Then you go back to your old council house in Woodside which is actually a two man but the loft got converted into a bedroom (your room). It’s cold, really cold. You rock back and forth, obsessing over how you pay £50 a month more rent than your pals back home.

It’s Expensive

It’s the second most expensive city to live in in the whole of the UK. A bus from Union street to Uni costs more than lunch and lunch is a luxury most of us can’t afford. Entry into clubs can be purse rattling and mind boggling and whatever you do, do not buy a round of pints (especially not craft) south of the bobbin. You won’t eat for days.

It’s Great

Very authentic

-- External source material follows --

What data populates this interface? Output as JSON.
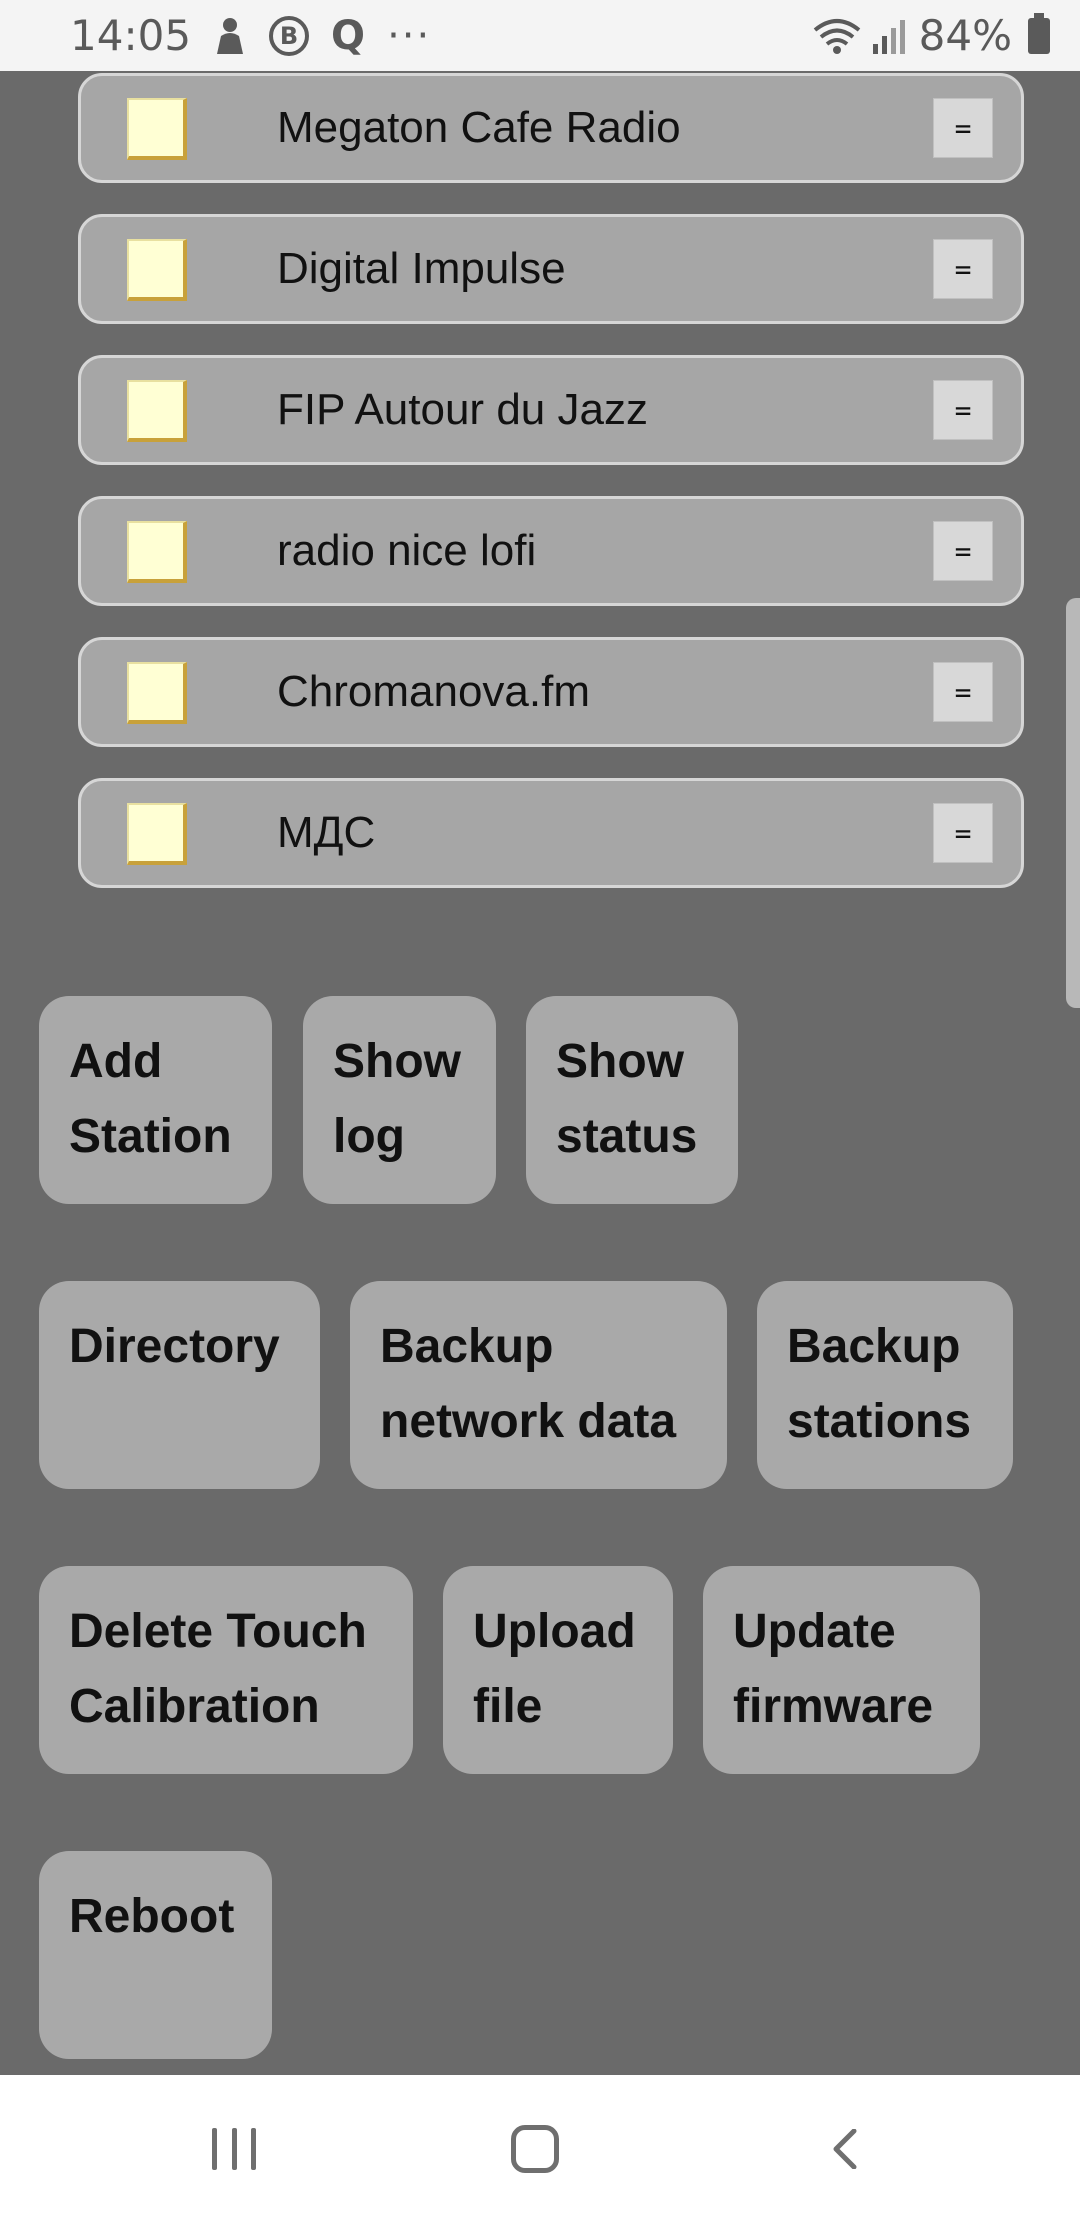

I wouldn’t change to a different city even if I could. I know it sounds like I’ve just spent 500 words dressing down the city in which I live but all those things add to the student camaraderie. Our campus is really beautiful, the student bubble is actually quite comforting and the nightlife is such that your alcoholism is never judged or out of place.